After a recent proposed 11.33 percent cost increase to the city, the Board of Aldermen and officials from Waste Pro discussed options to obtain more reasonable costs to haul the city’s trash.
Chris Lockwood of Waste Pro joined the Board during Tuesday night’s meeting and discussed several options to help keep the city’s costs down and keep his company in the black, including the elimination of a route involving the small, commercial dumpsters.
He said that would allow them to drop the city’s cost increase to 8 percent and knock off about 400 homes from the house count, resulting in more than $5,000-per-month savings to taxpayers.
The roughly 60 businesses that use the city service for their dumpsters now would have to start contracting with a private trash service. Small businesses could continue to use the city’s commercial service with the 96-gallon trash cans.
“We evaluated it and determined that if we were able to discontinue servicing the rear-load, metal, two-yard dumpsters with a residential garbage truck, we would be able to cut a whole route that would allow us to be flexible with the house count and be flexible with the increase,” Lockwood said.
Lockwood said the changes would be beneficial for both sides.
“We’re pretty much proposing doing away with commercial dumpsters,” he said. “We want to allow those people to have a chance to sign on with somebody else, or they’ll have an opportunity to sign on and get a front load dumpster with us. … We’re going to do an audit of carts and do a house count.
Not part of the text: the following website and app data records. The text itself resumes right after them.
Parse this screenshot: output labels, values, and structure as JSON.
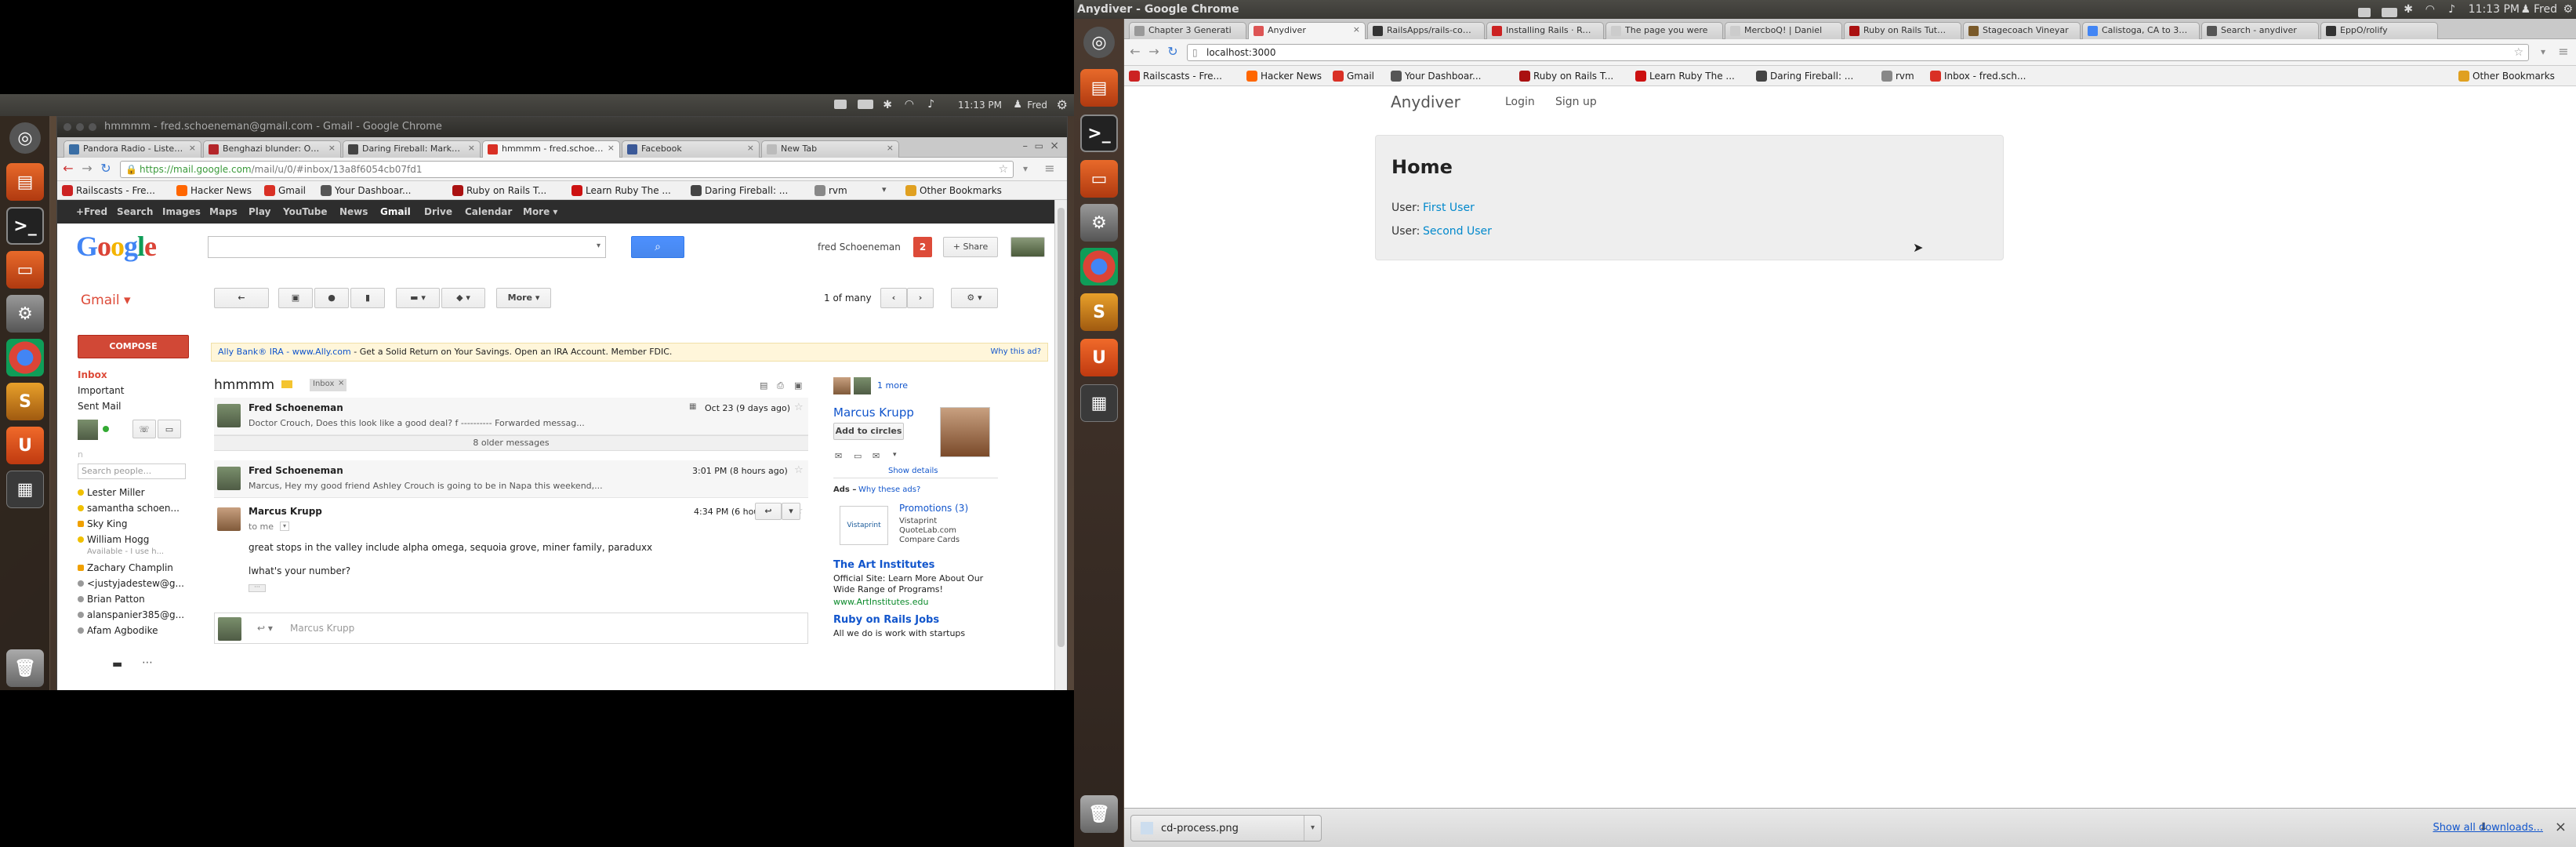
{
  "left_panel": {
    "time": "11:13 PM",
    "user": "Fred"
  },
  "gmail_window": {
    "title": "hmmmm - fred.schoeneman@gmail.com - Gmail - Google Chrome",
    "tabs": [
      {
        "label": "Pandora Radio - Listen to",
        "color": "#3a6ea5"
      },
      {
        "label": "Benghazi blunder: Obam",
        "color": "#b4262a"
      },
      {
        "label": "Daring Fireball: Markdow",
        "color": "#444444"
      },
      {
        "label": "hmmmm - fred.schoenem",
        "color": "#d93025"
      },
      {
        "label": "Facebook",
        "color": "#3b5998"
      },
      {
        "label": "New Tab",
        "color": "#bbbbbb"
      }
    ],
    "url_host": "https://mail.google.com",
    "url_path": "/mail/u/0/#inbox/13a8f6054cb07fd1",
    "bookmarks": [
      {
        "label": "Railscasts - Fre...",
        "color": "#cc2222"
      },
      {
        "label": "Hacker News",
        "color": "#ff6600"
      },
      {
        "label": "Gmail",
        "color": "#d93025"
      },
      {
        "label": "Your Dashboar...",
        "color": "#555555"
      },
      {
        "label": "Ruby on Rails T...",
        "color": "#aa1111"
      },
      {
        "label": "Learn Ruby The ...",
        "color": "#cc1111"
      },
      {
        "label": "Daring Fireball: ...",
        "color": "#444444"
      },
      {
        "label": "rvm",
        "color": "#888888"
      }
    ],
    "other_bookmarks": "Other Bookmarks"
  },
  "gmail": {
    "bar_items": [
      "+Fred",
      "Search",
      "Images",
      "Maps",
      "Play",
      "YouTube",
      "News",
      "Gmail",
      "Drive",
      "Calendar",
      "More ▾"
    ],
    "logo": "Google",
    "user_name": "fred Schoeneman",
    "notif_count": "2",
    "share_label": "+ Share",
    "gmail_label": "Gmail ▾",
    "more_label": "More ▾",
    "pagination": "1 of many",
    "compose": "COMPOSE",
    "nav": [
      "Inbox",
      "Important",
      "Sent Mail"
    ],
    "search_people": "Search people...",
    "contacts": [
      {
        "name": "Lester Miller",
        "status": "#f0c000",
        "sub": ""
      },
      {
        "name": "samantha schoen...",
        "status": "#f0c000",
        "sub": ""
      },
      {
        "name": "Sky King",
        "status": "#f0a000",
        "sub": ""
      },
      {
        "name": "William Hogg",
        "status": "#f0c000",
        "sub": "Available - I use h..."
      },
      {
        "name": "Zachary Champlin",
        "status": "#f0a000",
        "sub": ""
      },
      {
        "name": "<justyjadestew@g...",
        "status": "#999999",
        "sub": ""
      },
      {
        "name": "Brian Patton",
        "status": "#999999",
        "sub": ""
      },
      {
        "name": "alanspanier385@g...",
        "status": "#999999",
        "sub": ""
      },
      {
        "name": "Afam Agbodike",
        "status": "#999999",
        "sub": ""
      }
    ],
    "ad_sponsor": "Ally Bank® IRA - www.Ally.com",
    "ad_text": " - Get a Solid Return on Your Savings. Open an IRA Account. Member FDIC.",
    "why_ad": "Why this ad?",
    "subject": "hmmmm",
    "inbox_tag": "Inbox",
    "messages": [
      {
        "from": "Fred Schoeneman",
        "time": "Oct 23 (9 days ago)",
        "snippet": "Doctor Crouch, Does this look like a good deal? f ---------- Forwarded messag..."
      },
      {
        "from": "Fred Schoeneman",
        "time": "3:01 PM (8 hours ago)",
        "snippet": "Marcus, Hey my good friend Ashley Crouch is going to be in Napa this weekend,..."
      }
    ],
    "older": "8 older messages",
    "open_msg": {
      "from": "Marcus Krupp",
      "time": "4:34 PM (6 hours ago)",
      "to": "to me",
      "body1": "great stops in the valley include alpha omega, sequoia grove, miner family, paraduxx",
      "body2": "lwhat's your number?"
    },
    "reply_to": "Marcus Krupp",
    "side": {
      "more_people": "1 more",
      "person": "Marcus Krupp",
      "add_circles": "Add to circles",
      "show_details": "Show details",
      "ads_label": "Ads –",
      "why_ads": "Why these ads?",
      "ad1_title": "Promotions (3)",
      "ad1_lines": [
        "Vistaprint",
        "QuoteLab.com",
        "Compare Cards"
      ],
      "ad1_logo": "Vistaprint",
      "ad2_title": "The Art Institutes",
      "ad2_text": "Official Site: Learn More About Our Wide Range of Programs!",
      "ad2_url": "www.ArtInstitutes.edu",
      "ad3_title": "Ruby on Rails Jobs",
      "ad3_text": "All we do is work with startups"
    }
  },
  "right_panel": {
    "title": "Anydiver - Google Chrome",
    "time": "11:13 PM",
    "user": "Fred"
  },
  "right_browser": {
    "tabs": [
      {
        "label": "Chapter 3 Generati",
        "color": "#999999"
      },
      {
        "label": "Anydiver",
        "color": "#d55"
      },
      {
        "label": "RailsApps/rails-comp",
        "color": "#333333"
      },
      {
        "label": "Installing Rails · Rails",
        "color": "#cc2222"
      },
      {
        "label": "The page you were",
        "color": "#cccccc"
      },
      {
        "label": "MercboQ! | Daniel",
        "color": "#cccccc"
      },
      {
        "label": "Ruby on Rails Tutoria",
        "color": "#aa1111"
      },
      {
        "label": "Stagecoach Vineyar",
        "color": "#7a5a2a"
      },
      {
        "label": "Calistoga, CA to 328",
        "color": "#4285f4"
      },
      {
        "label": "Search - anydiver",
        "color": "#555555"
      },
      {
        "label": "EppO/rolify",
        "color": "#333333"
      }
    ],
    "url": "localhost:3000",
    "bookmarks": [
      {
        "label": "Railscasts - Fre...",
        "color": "#cc2222"
      },
      {
        "label": "Hacker News",
        "color": "#ff6600"
      },
      {
        "label": "Gmail",
        "color": "#d93025"
      },
      {
        "label": "Your Dashboar...",
        "color": "#555555"
      },
      {
        "label": "Ruby on Rails T...",
        "color": "#aa1111"
      },
      {
        "label": "Learn Ruby The ...",
        "color": "#cc1111"
      },
      {
        "label": "Daring Fireball: ...",
        "color": "#444444"
      },
      {
        "label": "rvm",
        "color": "#888888"
      },
      {
        "label": "Inbox - fred.sch...",
        "color": "#d93025"
      }
    ],
    "other_bookmarks": "Other Bookmarks"
  },
  "anydiver": {
    "brand": "Anydiver",
    "nav": [
      "Login",
      "Sign up"
    ],
    "heading": "Home",
    "users": [
      {
        "label": "User:",
        "name": "First User"
      },
      {
        "label": "User:",
        "name": "Second User"
      }
    ]
  },
  "download_bar": {
    "file": "cd-process.png",
    "show_all": "Show all downloads..."
  }
}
With that being said, we will probably be able to drop down to about an 8 percent increase, but really where your cost savings are going to come in is the 400 or so homes we can reduce off the house count.”
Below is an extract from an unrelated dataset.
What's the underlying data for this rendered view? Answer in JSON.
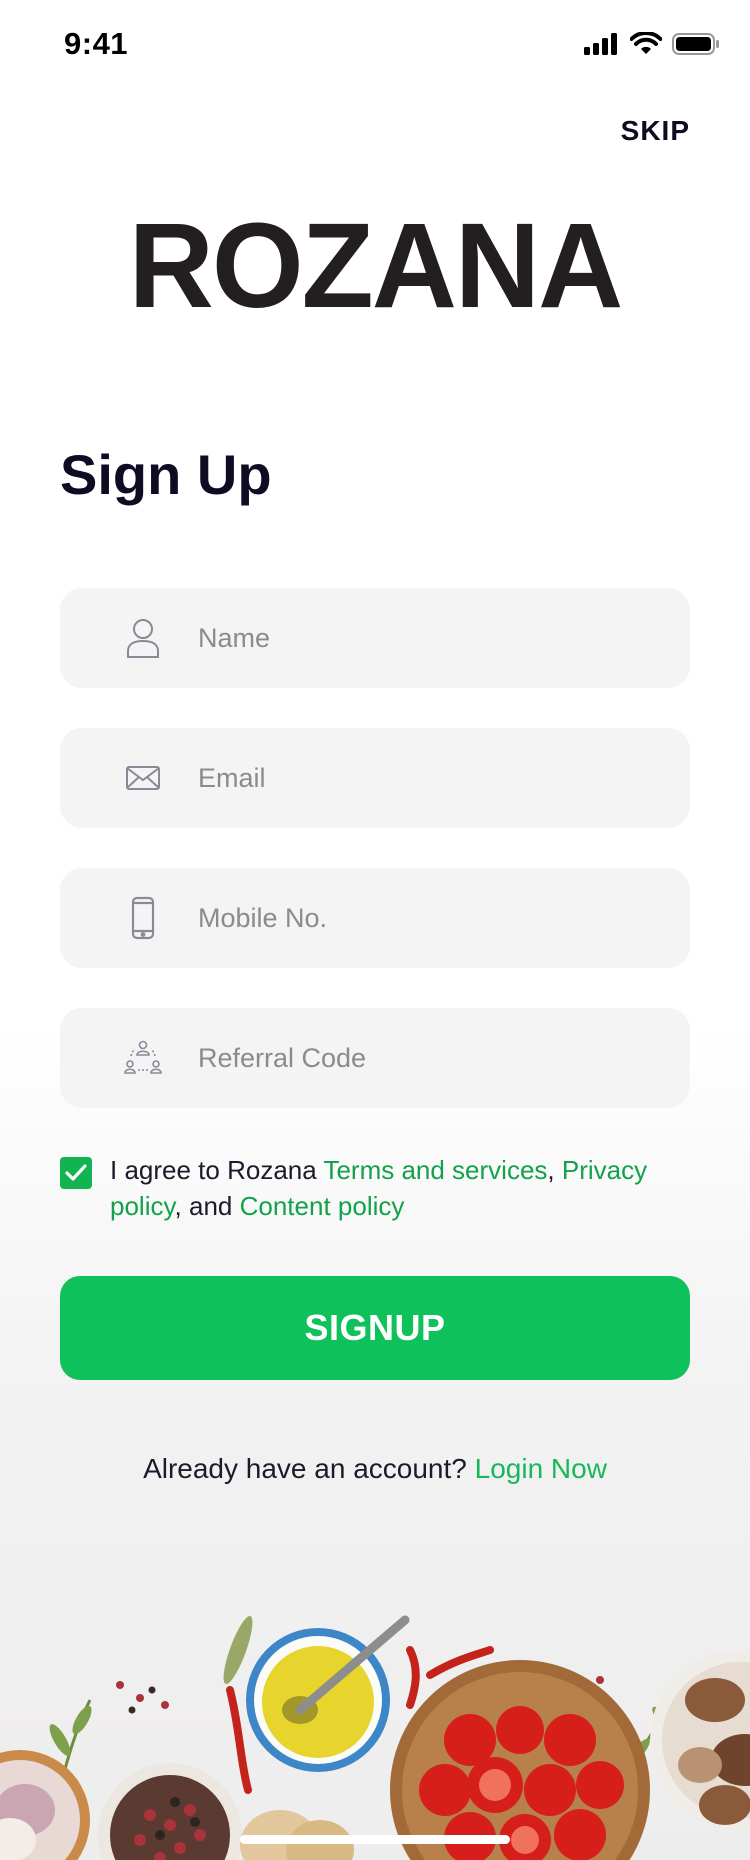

The cost to the city per home will be $7.78 for hauling and the cost savings on the house count could be as much as $3,000 per month. With the cost reduction from the house count and other savings, the city’s monthly bill with Waste Pro could go from $22,955 a month to around $17,000 per month.
Alderman-at-Large Edward Hough asked about the cutting of two-yard dumpsters. Currently, there are about 60 of the units in town.
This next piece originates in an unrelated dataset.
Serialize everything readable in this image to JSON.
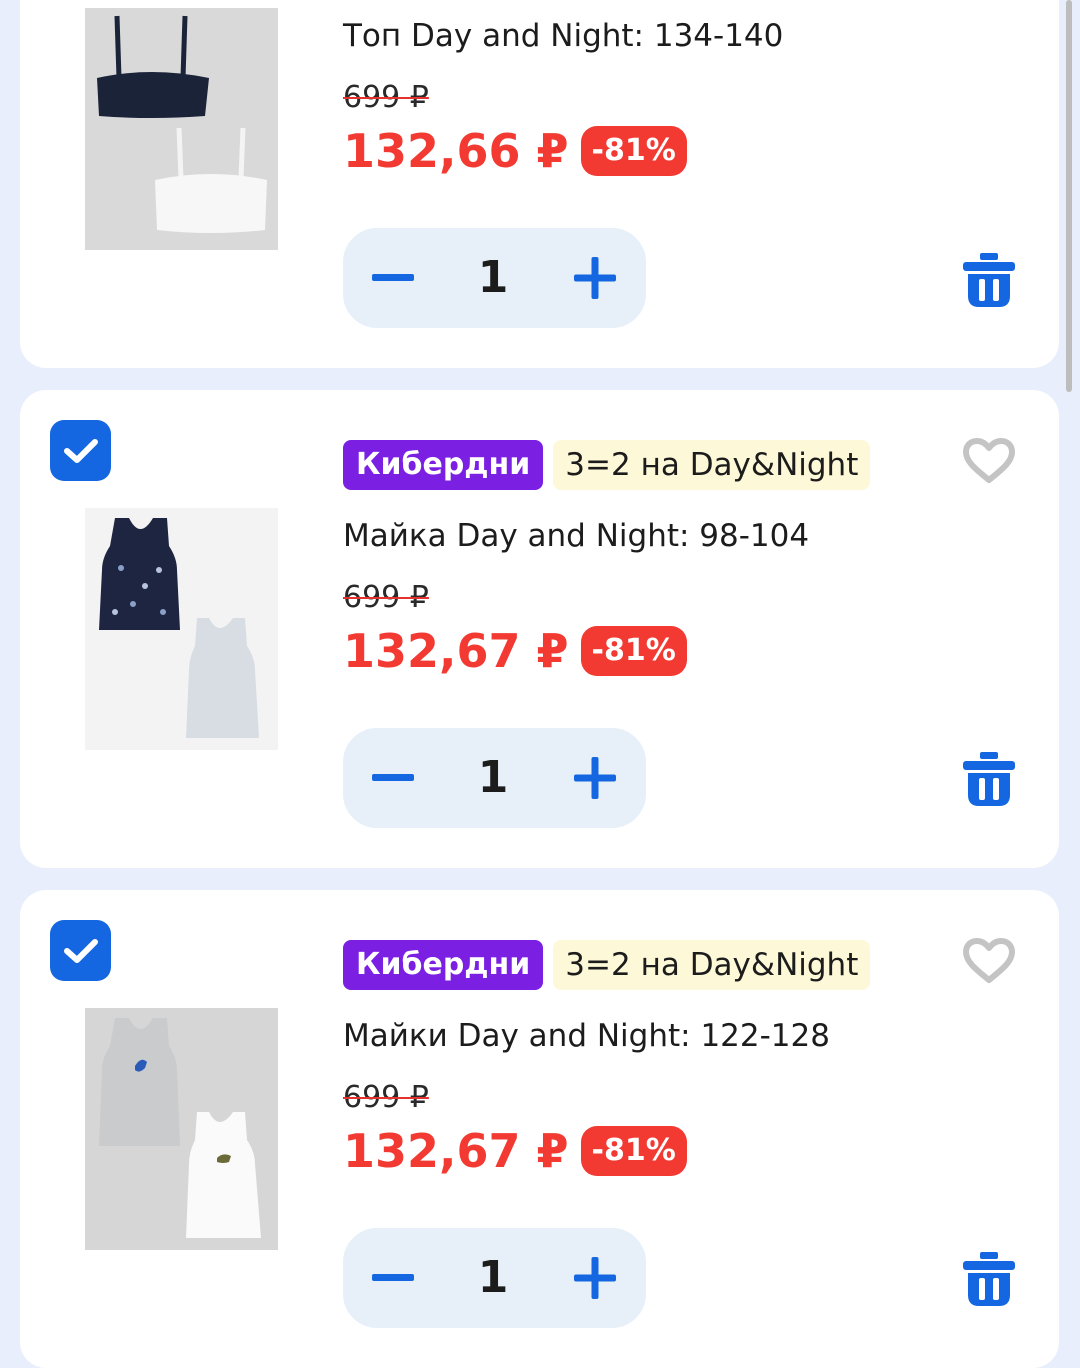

“Those would be converted to private service then?” he asked.
“Yes,” Lockwood answered. “There is also a safety issue. The rear-load dumpsters are much more unsafe. The operation cost is higher with those cans.”
Mayor Justin McKenzie told the Board the proposal would do away with the two-yard dumpster option offered by the city. The city and Waste Pro would still offer the 96-gallon cans. Larger dumpsters would be obtained through private services.
“You could go with any service you wanted,” he said. “Waste Pro would offer them. But instead of those red dumpsters you see, they would go to a private contractor and eliminate the disposal costs and costs associated with billing and collections. If they don’t have much trash and choose to stay with our commercial service, they can get the 96-gallon can that we pick up once a week at the same time the residential stuff is picked up.”
City Attorney Lawrence Hahn said changes like that would require a change in the city ordinance.
“Right now, our ordinance provides for commercial service,” he said.
Lockwood said it would eliminate the type of dumpsters that are rolled to the back of the truck to be emptied.
“Your smaller businesses could use a 96-gallon commercial can,” he said. “Anything over two yards was already privately contracted. We have two, four, six and eight-yard dumpsters. Gas stations and restaurants often use eight-yard service. Probably with 20 percent of the cans out there, they need a larger dumpster. That is something to keep in mind.”
Hahn said he could prepare a new draft of the ordinance at the next meeting but that the bigger question is if aldermen want to stop providing that service.
Lockwood said costs for private contracts would be comparable to what customers were paying now and have several options.
“We just really looked at how we could operationally work this contract,” he said. “The dumpsters were kind of glaring to us. Operationally, it’s costing a lot of money for those dumpsters. You don’t see much benefit either. Being able to cut that route gave us some lenience on other costs.”
Lockwood said there were benefits to the front-load type dumpsters.
“I think they are more sanitary,” he said. “It’s easier to get the trash out of the can. The rear-load doesn’t have the same gravity effect. Front load dumpsters are dumped over the top of the truck and everything falls out.”
Hough made a motion to table action until the next meeting when the Board could read the revised ordinance and discuss it. The Board voted 5-0 to table it.
The Columbia Board of Aldermen next meets in regular session at 4 p.m. Oct. 17.
Pictured Above: Dumpsters like this one would be a thing of the past under a proposed change. | Photo by Mark Rogers